Well yeah, I’m a wee bit Scotch fan. Actually, there’s not even a single Irish or American whiskey in my bar – only Scotch single malts and couple of blends, like Ballantine’s and Johnny Walker. So for me pouring a shot or two of my favorite amber liquid into a sauce or a marinade was nothing but a matter of time. My first attempt was to add it to a brine, and what’s more natural to be brined than chicken breasts? Right!
So here we go – very simple brine, spiked with couple of shots of 12 years old Ballantine’s.
- 2 tbsp kosher or coarse sea salt
- 4 tbsp brown or turbinado sugar
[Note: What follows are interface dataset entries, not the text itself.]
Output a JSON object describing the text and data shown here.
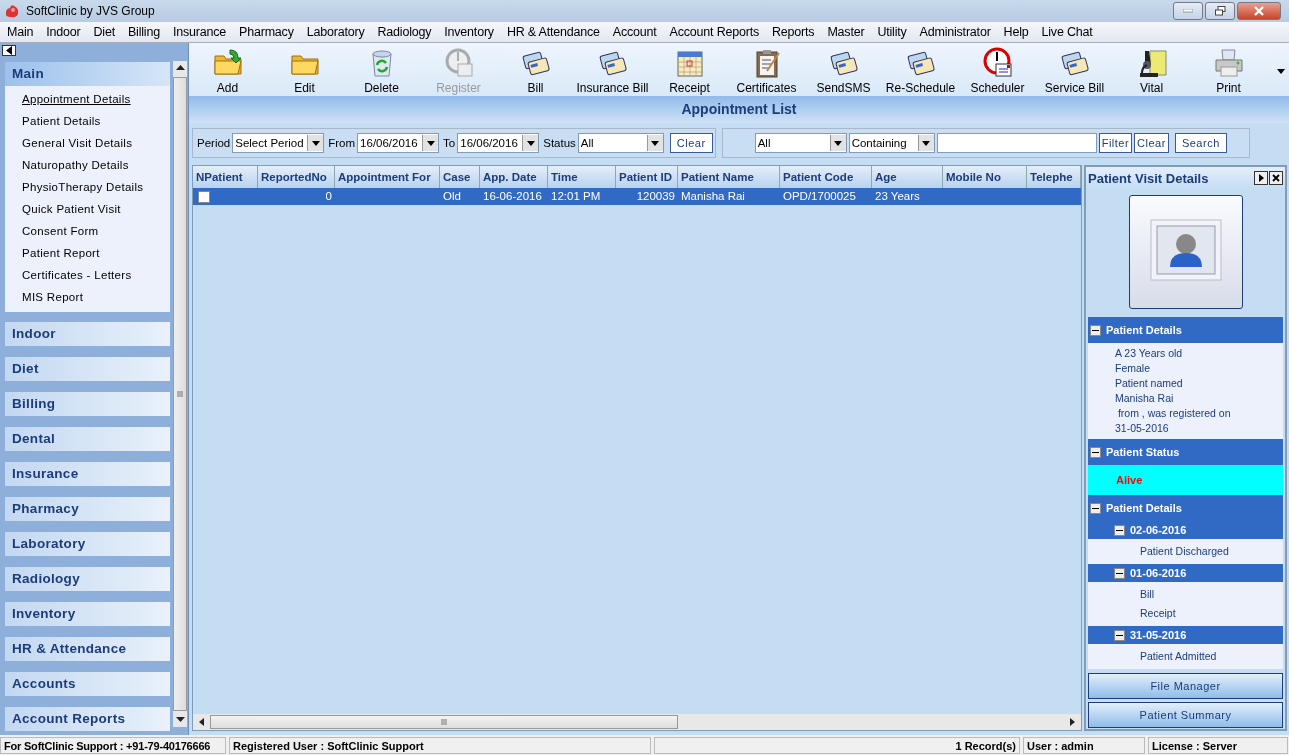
{
  "window": {
    "title": "SoftClinic by JVS Group"
  },
  "menu": [
    "Main",
    "Indoor",
    "Diet",
    "Billing",
    "Insurance",
    "Pharmacy",
    "Laboratory",
    "Radiology",
    "Inventory",
    "HR & Attendance",
    "Account",
    "Account Reports",
    "Reports",
    "Master",
    "Utility",
    "Administrator",
    "Help",
    "Live Chat"
  ],
  "sidebar": {
    "groups": [
      {
        "label": "Main",
        "expanded": true,
        "items": [
          {
            "label": "Appointment Details",
            "selected": true
          },
          {
            "label": "Patient Details",
            "selected": false
          },
          {
            "label": "General Visit Details",
            "selected": false
          },
          {
            "label": "Naturopathy Details",
            "selected": false
          },
          {
            "label": "PhysioTherapy Details",
            "selected": false
          },
          {
            "label": "Quick Patient Visit",
            "selected": false
          },
          {
            "label": "Consent Form",
            "selected": false
          },
          {
            "label": "Patient Report",
            "selected": false
          },
          {
            "label": "Certificates - Letters",
            "selected": false
          },
          {
            "label": "MIS Report",
            "selected": false
          }
        ]
      },
      {
        "label": "Indoor",
        "expanded": false
      },
      {
        "label": "Diet",
        "expanded": false
      },
      {
        "label": "Billing",
        "expanded": false
      },
      {
        "label": "Dental",
        "expanded": false
      },
      {
        "label": "Insurance",
        "expanded": false
      },
      {
        "label": "Pharmacy",
        "expanded": false
      },
      {
        "label": "Laboratory",
        "expanded": false
      },
      {
        "label": "Radiology",
        "expanded": false
      },
      {
        "label": "Inventory",
        "expanded": false
      },
      {
        "label": "HR & Attendance",
        "expanded": false
      },
      {
        "label": "Accounts",
        "expanded": false
      },
      {
        "label": "Account Reports",
        "expanded": false
      }
    ]
  },
  "toolbar": [
    {
      "label": "Add",
      "kind": "add",
      "disabled": false
    },
    {
      "label": "Edit",
      "kind": "edit",
      "disabled": false
    },
    {
      "label": "Delete",
      "kind": "delete",
      "disabled": false
    },
    {
      "label": "Register",
      "kind": "register",
      "disabled": true
    },
    {
      "label": "Bill",
      "kind": "bill",
      "disabled": false
    },
    {
      "label": "Insurance Bill",
      "kind": "bill",
      "disabled": false
    },
    {
      "label": "Receipt",
      "kind": "receipt",
      "disabled": false
    },
    {
      "label": "Certificates",
      "kind": "certificate",
      "disabled": false
    },
    {
      "label": "SendSMS",
      "kind": "bill",
      "disabled": false
    },
    {
      "label": "Re-Schedule",
      "kind": "bill",
      "disabled": false
    },
    {
      "label": "Scheduler",
      "kind": "schedule",
      "disabled": false
    },
    {
      "label": "Service Bill",
      "kind": "bill",
      "disabled": false
    },
    {
      "label": "Vital",
      "kind": "vital",
      "disabled": false
    },
    {
      "label": "Print",
      "kind": "print",
      "disabled": false
    }
  ],
  "list_title": "Appointment List",
  "filters": {
    "period_label": "Period",
    "period": "Select Period",
    "from_label": "From",
    "from": "16/06/2016",
    "to_label": "To",
    "to": "16/06/2016",
    "status_label": "Status",
    "status": "All",
    "clear": "Clear",
    "field": "All",
    "match": "Containing",
    "filter": "Filter",
    "clear_search": "Clear",
    "search": "Search"
  },
  "table": {
    "columns": [
      "NPatient",
      "ReportedNo",
      "Appointment For",
      "Case",
      "App. Date",
      "Time",
      "Patient ID",
      "Patient Name",
      "Patient Code",
      "Age",
      "Mobile No",
      "Telephe"
    ],
    "rows": [
      {
        "selected": true,
        "checked": false,
        "cells": [
          "",
          "0",
          "",
          "Old",
          "16-06-2016",
          "12:01 PM",
          "120039",
          "Manisha Rai",
          "OPD/1700025",
          "23 Years",
          "",
          ""
        ]
      }
    ]
  },
  "visit_panel": {
    "title": "Patient Visit Details",
    "sections": [
      {
        "kind": "text",
        "title": "Patient Details",
        "expanded": true,
        "lines": [
          "A 23 Years old",
          "Female",
          "Patient named",
          "Manisha Rai",
          " from , was registered on",
          "31-05-2016"
        ]
      },
      {
        "kind": "status",
        "title": "Patient Status",
        "expanded": true,
        "status": "Alive"
      },
      {
        "kind": "history",
        "title": "Patient Details",
        "expanded": true,
        "children": [
          {
            "date": "02-06-2016",
            "expanded": true,
            "children": [
              "Patient Discharged"
            ]
          },
          {
            "date": "01-06-2016",
            "expanded": true,
            "children": [
              "Bill",
              "Receipt"
            ]
          },
          {
            "date": "31-05-2016",
            "expanded": true,
            "children": [
              "Patient Admitted"
            ]
          }
        ]
      }
    ],
    "buttons": [
      "File Manager",
      "Patient Summary"
    ]
  },
  "status_bar": [
    "For SoftClinic Support : +91-79-40176666",
    "Registered User : SoftClinic Support",
    "1 Record(s)",
    "User : admin",
    "License : Server"
  ]
}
- 1 tsp black peppercorns, whole
- 10-12 allspice berries, whole
- 2 bay leaves
- 1/4 cup your favorite Scotch (as I said, I used Ballantine’s)
- 3-4 lemon slices
- 2 garlic cloves, peeled and smashed with a side of a cleaver
The brine is a standard boiled brine – combine all the spices but the garlic, lemon and Scotch in a saucepan, add 2 cups of water, bring to a boil and simmer for 10 minutes. Then – off the heat, add 2 cups of ice cold water, let cool to a room temperature, pour in the Scotch, add garlic and lemon slices. That’s it! 🙂
This will be enough for 2 whole chicken breasts. I usually cut them in half and trim the thin fillet flap (I use them for a Thai satai skewers). To brine, place the chicken breast halves in a plastic bag (resealable if you have one), pour the brine in and refrigerate 5-6 hours.
Set up your grill to direct grilling on high heat (that’s count of up to 2 seconds with your hand above the grate until you scream “Ouch!” 🙂 ). Grill the chicken breasts 10-12 minutes, turning only once half way through. The meat should be completely white and feel firm to touch. If you prefer the thermometer – it’s at 165F in the thickest part.
Don’t forget to let rest for 5-10 minutes before serving :).